The bigger issue is every time that anti-trans bills like this have been challenged in federal court as the KY ACLU did here, the feds have enjoined and blocked the laws from taking effect because they are patently unconstitutional.

This was always headed for SCOTUS.

A Supreme Week From Hell, Con't

As widely expected, telegraphed, implied, hinted at and foretold, all six conservatives on the Supreme Court have effectively ended race as an admission factor in colleges and universities.

The Supreme Court on Thursday struck down affirmative action programs at the University of North Carolina and Harvard in a major victory for conservative activists, ending the systematic consideration of race in the admissions process.

The court ruled that both programs violate the Equal Protection Clause of the Constitution and are therefore unlawful. The vote was 6-3 in the UNC case and 6-2 in the Harvard case, in which liberal Justice Ketanji Brown Jackson was recused.

The decision was hailed by prominent conservatives, who say the Constitution should be "colorblind," with former President Donald Trump calling the ruling "a great day for America." Liberals, however, condemned the ruling, saying affirmative action is a key tool for remedying historic race discrimination.

"It wasn’t perfect, but there’s no doubt that it helped offer new ladders of opportunity for those who, throughout our history, have too often been denied a chance to show how fast they can climb," said former first lady Michelle Obama, the first Black woman in that role.

President Joe Biden called the decision a "severe disappointment," adding that his administration would provide guidance on how colleges could maintain diversity without violating the ruling.
What this means is that by ruling considering race as a violation of the Equal Protection Clause, it's very, very possible that everything involving race will be challenged by conservatives, including all federal protections for schools, housing, job discrimination, etc.

We'll see, but at this point I expect a brutal crash in college admissions for Black folk going forward.

The Big Lie, Con't
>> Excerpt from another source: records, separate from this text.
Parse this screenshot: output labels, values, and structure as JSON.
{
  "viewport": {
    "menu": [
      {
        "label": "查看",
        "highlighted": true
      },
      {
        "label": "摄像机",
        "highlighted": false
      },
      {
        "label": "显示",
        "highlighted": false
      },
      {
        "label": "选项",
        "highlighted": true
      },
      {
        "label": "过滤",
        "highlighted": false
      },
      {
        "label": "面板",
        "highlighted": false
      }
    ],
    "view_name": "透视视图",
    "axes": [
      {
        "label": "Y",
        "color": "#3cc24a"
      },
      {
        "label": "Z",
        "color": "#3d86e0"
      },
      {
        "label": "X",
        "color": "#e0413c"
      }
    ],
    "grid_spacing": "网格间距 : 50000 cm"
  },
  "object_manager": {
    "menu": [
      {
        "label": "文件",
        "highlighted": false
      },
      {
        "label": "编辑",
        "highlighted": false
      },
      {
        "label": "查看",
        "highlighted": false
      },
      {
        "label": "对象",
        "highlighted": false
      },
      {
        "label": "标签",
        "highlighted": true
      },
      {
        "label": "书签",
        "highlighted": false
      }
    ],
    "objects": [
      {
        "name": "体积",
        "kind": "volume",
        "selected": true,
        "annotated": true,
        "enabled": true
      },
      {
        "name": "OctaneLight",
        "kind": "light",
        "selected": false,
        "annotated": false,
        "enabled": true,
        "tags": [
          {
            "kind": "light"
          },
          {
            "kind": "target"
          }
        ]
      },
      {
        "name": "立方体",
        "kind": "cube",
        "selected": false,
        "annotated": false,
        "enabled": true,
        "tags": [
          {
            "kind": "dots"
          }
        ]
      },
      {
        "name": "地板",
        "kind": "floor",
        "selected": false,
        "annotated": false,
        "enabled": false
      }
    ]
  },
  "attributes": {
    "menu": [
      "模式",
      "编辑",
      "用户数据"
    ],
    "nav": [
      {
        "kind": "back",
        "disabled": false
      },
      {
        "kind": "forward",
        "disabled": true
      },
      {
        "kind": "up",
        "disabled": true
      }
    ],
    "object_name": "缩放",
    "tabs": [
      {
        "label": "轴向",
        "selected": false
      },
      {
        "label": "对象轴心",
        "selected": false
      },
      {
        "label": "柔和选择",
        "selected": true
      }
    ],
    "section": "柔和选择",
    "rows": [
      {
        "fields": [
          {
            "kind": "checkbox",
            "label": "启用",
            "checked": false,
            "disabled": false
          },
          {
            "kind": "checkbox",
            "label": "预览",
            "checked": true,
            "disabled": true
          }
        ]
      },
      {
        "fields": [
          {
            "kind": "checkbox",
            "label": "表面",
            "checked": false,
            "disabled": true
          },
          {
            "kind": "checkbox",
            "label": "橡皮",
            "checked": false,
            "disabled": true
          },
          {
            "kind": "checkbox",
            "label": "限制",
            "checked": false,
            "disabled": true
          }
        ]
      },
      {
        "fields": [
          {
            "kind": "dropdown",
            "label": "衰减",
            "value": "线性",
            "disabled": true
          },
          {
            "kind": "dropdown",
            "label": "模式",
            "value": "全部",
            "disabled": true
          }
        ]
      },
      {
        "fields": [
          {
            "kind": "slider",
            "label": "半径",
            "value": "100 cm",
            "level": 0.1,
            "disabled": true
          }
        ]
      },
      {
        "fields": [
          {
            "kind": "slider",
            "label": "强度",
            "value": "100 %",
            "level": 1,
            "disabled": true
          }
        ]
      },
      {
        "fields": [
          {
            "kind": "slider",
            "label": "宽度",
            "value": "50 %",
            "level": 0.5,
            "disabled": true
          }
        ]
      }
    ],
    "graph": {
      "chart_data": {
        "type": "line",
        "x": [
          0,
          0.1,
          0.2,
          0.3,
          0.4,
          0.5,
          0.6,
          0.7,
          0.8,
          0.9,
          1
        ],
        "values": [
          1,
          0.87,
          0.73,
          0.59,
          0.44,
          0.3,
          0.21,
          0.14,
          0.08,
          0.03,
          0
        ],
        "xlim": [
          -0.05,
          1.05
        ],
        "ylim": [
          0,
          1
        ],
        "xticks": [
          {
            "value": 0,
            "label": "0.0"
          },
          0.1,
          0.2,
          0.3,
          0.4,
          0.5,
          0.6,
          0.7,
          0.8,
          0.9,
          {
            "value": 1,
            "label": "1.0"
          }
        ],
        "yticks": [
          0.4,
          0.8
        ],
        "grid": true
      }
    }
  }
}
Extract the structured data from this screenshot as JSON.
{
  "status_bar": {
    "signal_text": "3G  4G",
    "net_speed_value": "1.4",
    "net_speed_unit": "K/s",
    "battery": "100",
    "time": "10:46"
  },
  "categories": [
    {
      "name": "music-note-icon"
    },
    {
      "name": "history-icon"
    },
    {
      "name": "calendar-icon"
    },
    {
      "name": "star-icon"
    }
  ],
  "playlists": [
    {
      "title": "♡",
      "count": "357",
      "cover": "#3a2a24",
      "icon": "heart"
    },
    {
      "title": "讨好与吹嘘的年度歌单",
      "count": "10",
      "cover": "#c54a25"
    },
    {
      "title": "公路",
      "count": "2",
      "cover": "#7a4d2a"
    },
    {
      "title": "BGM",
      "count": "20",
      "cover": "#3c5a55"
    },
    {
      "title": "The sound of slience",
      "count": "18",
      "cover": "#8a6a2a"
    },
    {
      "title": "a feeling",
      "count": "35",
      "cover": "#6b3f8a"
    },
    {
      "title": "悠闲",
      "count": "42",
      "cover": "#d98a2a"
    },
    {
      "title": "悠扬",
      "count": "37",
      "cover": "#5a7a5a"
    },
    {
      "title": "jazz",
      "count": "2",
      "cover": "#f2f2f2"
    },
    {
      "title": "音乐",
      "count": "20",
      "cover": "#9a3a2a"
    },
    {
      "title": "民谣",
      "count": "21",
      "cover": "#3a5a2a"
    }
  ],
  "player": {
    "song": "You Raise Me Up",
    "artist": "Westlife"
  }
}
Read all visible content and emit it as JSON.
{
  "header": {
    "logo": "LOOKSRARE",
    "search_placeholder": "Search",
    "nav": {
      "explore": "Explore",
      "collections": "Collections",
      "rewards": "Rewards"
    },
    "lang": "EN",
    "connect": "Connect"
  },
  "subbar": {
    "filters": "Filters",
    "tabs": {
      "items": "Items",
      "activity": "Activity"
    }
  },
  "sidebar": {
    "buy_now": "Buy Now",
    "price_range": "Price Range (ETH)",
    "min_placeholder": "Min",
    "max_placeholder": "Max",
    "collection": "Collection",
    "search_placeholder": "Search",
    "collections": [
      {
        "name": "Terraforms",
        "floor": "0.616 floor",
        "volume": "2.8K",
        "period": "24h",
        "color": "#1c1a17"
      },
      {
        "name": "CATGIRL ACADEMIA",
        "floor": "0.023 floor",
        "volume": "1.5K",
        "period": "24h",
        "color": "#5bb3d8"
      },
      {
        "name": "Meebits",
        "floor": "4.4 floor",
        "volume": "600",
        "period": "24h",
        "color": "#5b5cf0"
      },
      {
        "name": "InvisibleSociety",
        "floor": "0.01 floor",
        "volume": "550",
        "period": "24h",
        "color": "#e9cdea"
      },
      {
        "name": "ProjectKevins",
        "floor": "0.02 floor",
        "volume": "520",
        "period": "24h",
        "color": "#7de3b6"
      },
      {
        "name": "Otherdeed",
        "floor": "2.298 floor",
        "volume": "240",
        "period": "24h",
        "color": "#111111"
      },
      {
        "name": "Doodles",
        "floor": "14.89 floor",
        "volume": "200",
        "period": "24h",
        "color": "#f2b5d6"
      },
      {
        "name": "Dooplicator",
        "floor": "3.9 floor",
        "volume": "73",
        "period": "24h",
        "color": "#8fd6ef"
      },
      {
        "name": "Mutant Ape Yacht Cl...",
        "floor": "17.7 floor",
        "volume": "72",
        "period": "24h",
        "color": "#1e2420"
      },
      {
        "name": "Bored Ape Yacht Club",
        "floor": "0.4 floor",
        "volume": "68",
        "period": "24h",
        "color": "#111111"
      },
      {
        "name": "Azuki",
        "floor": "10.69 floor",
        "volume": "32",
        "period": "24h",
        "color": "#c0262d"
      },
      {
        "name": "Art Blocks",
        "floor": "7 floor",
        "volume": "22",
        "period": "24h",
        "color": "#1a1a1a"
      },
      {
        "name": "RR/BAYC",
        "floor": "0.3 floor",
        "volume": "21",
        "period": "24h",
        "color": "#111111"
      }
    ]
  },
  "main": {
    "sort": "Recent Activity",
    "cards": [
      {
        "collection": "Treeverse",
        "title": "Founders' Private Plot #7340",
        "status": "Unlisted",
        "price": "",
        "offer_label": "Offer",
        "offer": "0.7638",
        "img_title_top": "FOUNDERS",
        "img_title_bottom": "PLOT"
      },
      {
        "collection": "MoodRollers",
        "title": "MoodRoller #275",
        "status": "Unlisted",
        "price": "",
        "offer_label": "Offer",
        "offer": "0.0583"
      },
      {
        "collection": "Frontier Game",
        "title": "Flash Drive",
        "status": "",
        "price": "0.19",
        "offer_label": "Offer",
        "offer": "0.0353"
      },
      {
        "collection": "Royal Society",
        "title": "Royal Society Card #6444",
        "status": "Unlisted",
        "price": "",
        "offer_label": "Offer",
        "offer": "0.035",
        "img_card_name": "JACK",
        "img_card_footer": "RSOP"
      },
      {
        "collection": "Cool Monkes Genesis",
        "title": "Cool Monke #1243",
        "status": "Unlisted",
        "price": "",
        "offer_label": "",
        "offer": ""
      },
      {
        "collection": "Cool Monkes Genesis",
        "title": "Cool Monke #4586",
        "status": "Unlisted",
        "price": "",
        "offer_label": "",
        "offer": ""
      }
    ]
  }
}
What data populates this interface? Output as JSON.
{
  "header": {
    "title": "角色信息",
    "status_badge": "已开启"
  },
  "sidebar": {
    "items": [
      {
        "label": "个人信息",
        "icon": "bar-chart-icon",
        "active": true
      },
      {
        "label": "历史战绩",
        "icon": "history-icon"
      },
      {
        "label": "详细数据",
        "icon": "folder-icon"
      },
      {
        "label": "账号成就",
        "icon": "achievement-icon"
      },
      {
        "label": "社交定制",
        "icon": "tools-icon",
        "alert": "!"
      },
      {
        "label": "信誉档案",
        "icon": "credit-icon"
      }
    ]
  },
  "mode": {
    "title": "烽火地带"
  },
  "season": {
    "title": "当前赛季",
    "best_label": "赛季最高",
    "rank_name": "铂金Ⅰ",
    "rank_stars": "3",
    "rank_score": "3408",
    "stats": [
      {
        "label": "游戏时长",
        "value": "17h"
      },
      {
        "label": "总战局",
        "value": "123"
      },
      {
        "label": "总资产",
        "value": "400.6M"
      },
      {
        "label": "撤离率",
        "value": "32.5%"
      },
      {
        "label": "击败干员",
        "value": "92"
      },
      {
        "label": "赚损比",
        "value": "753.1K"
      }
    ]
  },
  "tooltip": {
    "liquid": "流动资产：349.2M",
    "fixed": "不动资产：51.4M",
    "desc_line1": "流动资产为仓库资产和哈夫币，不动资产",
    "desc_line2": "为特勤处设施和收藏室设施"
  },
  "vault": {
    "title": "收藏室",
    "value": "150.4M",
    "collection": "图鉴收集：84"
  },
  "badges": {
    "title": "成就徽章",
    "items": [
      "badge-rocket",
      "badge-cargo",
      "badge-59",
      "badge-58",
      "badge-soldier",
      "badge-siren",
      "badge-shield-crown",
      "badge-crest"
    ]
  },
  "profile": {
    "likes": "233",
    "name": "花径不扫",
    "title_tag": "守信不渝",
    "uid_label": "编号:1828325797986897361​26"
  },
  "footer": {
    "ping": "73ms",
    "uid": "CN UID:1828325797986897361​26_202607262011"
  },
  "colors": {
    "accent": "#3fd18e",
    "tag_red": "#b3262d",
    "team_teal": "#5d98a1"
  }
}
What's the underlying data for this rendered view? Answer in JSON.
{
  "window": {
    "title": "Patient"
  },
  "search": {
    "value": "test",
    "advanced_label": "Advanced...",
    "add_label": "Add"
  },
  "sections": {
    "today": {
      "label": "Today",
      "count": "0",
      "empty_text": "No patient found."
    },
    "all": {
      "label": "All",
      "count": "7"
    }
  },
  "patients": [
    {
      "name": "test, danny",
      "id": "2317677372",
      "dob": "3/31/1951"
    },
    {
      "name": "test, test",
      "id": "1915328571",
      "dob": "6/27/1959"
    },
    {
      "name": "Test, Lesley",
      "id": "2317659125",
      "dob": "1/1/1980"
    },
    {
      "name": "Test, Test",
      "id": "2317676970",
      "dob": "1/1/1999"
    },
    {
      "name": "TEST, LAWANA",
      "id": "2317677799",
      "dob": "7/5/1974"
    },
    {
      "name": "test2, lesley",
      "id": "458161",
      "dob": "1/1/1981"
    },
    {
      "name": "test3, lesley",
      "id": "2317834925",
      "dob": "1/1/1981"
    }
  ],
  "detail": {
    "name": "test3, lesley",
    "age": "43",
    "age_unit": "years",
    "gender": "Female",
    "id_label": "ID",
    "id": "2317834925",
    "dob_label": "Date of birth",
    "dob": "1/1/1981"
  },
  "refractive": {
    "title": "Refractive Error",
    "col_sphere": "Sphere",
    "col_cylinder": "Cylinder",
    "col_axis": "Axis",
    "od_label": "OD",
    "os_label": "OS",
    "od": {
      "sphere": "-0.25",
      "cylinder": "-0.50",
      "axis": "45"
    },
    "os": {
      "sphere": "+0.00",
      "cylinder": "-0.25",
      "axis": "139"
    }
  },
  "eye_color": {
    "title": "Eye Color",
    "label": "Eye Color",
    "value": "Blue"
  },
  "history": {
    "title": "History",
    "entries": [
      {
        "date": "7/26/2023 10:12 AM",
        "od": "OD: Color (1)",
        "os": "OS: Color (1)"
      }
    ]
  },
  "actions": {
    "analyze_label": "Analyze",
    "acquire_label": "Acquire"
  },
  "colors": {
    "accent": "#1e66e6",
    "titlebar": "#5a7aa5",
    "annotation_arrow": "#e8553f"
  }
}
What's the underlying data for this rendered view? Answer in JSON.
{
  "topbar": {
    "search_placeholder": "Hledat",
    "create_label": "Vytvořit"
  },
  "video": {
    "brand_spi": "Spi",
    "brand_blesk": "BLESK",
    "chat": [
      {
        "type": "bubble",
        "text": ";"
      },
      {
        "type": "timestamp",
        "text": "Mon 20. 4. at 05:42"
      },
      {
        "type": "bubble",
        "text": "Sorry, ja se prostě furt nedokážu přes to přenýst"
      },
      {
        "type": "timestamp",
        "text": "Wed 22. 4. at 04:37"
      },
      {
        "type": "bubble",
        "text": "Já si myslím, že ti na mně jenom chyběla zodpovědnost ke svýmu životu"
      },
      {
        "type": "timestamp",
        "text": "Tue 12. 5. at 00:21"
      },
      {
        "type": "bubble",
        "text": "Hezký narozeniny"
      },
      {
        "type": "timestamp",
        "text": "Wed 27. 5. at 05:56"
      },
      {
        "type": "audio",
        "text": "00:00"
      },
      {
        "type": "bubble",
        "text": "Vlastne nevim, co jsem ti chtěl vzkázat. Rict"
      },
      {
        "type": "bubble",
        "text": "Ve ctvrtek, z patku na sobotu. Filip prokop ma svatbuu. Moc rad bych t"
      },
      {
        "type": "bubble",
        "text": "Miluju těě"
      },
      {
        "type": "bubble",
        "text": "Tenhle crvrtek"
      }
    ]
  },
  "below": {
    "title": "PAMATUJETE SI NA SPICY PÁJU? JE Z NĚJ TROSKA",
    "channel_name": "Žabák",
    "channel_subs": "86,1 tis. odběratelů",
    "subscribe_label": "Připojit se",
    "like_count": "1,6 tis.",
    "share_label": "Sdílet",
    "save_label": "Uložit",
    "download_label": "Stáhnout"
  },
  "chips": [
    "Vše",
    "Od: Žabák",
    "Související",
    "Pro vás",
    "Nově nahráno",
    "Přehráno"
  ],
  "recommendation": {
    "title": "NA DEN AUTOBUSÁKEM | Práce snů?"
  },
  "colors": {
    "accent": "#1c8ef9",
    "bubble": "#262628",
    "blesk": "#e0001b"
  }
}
Yet another county elections official in a Biden 2020 swing state has been run out of town on a rail by slobbering MAGA chuds threatening them and their family over the Big Lie.
An Arizona county elections director quit Tuesday, accusing the local elections department of caving to "a faction of the Republican party" and failing to protect her from "intimidation."

"I have watched as you idly stood by when I was attacked," Geraldine Roll, the Pinal County elections director, wrote in an email to the county's manager, Leo Lew.

Roll added that she has been “subject to ridicule, disrespect, intimidation” and “cannot work for an individual that does not support me.”

In an interview with Pinal Central, which first reported the email, Roll emphasized the fraught nature of her departure. She said she had "quit," rather than "resigned," adding: "I think there's a big difference."

In her email, Roll also alleged that the elections department had become politicized, arguing that the office has departed from "impartiality" and "common sense" in favor of "extremist" rhetoric catered toward "a faction of the Republican party."

"Clearly, politics are the value this administration desires in a place where politics have no place: election administration," Roll wrote. "With no regrets, I quit."

A Pinal County spokesperson has confirmed the email’s contents to NBC News.

In a statement, Lew thanked Roll for her "service during very challenging times."

"Although I disagree with her assessment, she has been an impactful public servant, and I wish her the best and know that she will continue to do great things in her career," Lew said.

The election director's resignation is the latest in a string of headwinds to hit the Pinal County Election Department. Last year, the department mailed roughly 63,000 defunct ballots to voters about a month before the primary election, when some polling places were faced with a ballot shortage.

Since the 2020 election, the Department of Justice has received a growing number of reports of threats to election workers.
Republicans don't want elections. They lose them.
So they are driving out all the people who run them.
Related Posts with Thumbnails